home for the child. These reminders were apparently not received as
At the termination hearing, Seemann opined Donna's apartment was
unsafe for Bryce, and she described the condition of the bathroom as
"ghastly." During in-home visits Seemann noted "overflows of garbage," cat
feces covering the bathroom floors, spills that had not been cleaned for
months, and a refrigerator with a broken floor piece that potentially
exposed Bryce to heated coils.
Kim Andeway, a DHS social worker, corroborated Seemann's view of the
home's living conditions. When she visited the home approximately two
weeks prior to the termination hearing Andeway saw filthy conditions and
noted an almost unbearable odor in the bathroom. She saw small choking
hazards scattered on the floor, items that could potentially fall on a
small child, hygiene supplies and chemicals in the bathroom that were
accessible to Bryce, and generally unsanitary conditions.
Donna and her live-in boyfriend Mason had been given explicit

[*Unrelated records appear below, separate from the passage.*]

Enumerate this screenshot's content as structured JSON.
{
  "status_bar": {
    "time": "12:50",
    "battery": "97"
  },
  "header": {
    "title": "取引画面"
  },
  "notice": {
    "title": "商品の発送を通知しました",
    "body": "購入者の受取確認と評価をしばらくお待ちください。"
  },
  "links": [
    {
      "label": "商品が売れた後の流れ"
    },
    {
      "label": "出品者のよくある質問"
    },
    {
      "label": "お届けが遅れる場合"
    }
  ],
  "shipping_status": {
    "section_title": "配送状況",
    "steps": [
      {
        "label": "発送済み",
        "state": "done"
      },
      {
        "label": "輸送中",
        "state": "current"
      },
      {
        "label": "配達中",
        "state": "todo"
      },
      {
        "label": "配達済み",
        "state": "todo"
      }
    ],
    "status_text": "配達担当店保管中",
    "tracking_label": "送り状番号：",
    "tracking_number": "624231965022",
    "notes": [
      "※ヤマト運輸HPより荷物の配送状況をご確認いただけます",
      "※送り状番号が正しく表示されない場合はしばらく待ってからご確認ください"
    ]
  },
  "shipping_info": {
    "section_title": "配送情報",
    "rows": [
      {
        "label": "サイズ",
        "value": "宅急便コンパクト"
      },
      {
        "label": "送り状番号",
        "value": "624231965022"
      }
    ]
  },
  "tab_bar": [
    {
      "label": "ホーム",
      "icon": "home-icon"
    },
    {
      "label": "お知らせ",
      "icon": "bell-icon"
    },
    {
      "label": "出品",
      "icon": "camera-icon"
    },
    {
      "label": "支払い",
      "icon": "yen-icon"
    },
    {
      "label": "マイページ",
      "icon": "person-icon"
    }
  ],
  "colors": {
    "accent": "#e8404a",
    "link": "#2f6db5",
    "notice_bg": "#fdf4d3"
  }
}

instructions to clean up the home and detailed guidance on how to do it.
Donna was also made aware of the consequences if she failed to comply.
Despite these clear instructions, Andeway flatly opined that Donna did
"nothing" to alleviate the many hygienic and safety problems which
Accordingly, upon our de novo review of the record, we conclude the
court properly terminated Donna's parental rights under section
232.116(1)(h). At the time of the termination hearing, Bryce simply could
not be returned to Donna's custody. See Iowa Code § 232.116(1)(h)(4).
Despite prompting and guidance, Donna failed to provide a reasonably safe
and sanitary living condition for a child of Bryce's tender age. For the
same reasons, we conclude termination was in Bryce's best interest. See In
re M.S., 519 N.W.2d 398, 400 (Iowa 1994) ("Even if the statutory
requirements for termination are met, the decision to terminate must still
be in the best interest of the children."). We therefore affirm the
termination of Donna's parental rights to Bryce.
 Donna has failed to preserve for our review her contention that the
State did not make reasonable efforts to allow her to reunite with Bryce.
In a March 2005 dispositional order, the court found reasonable efforts had
been made to eliminate Bryce's removal and advised Donna of her
responsibility to request additional services. There is no indication such
additional services were sought. See In re S.R., 600 N.W.2d 63, 65 (Iowa
Ct. App. 1999) (noting that where a parent fails to demand services other
than those that were provided, the issue of the adequacy of those services
is not preserved for review).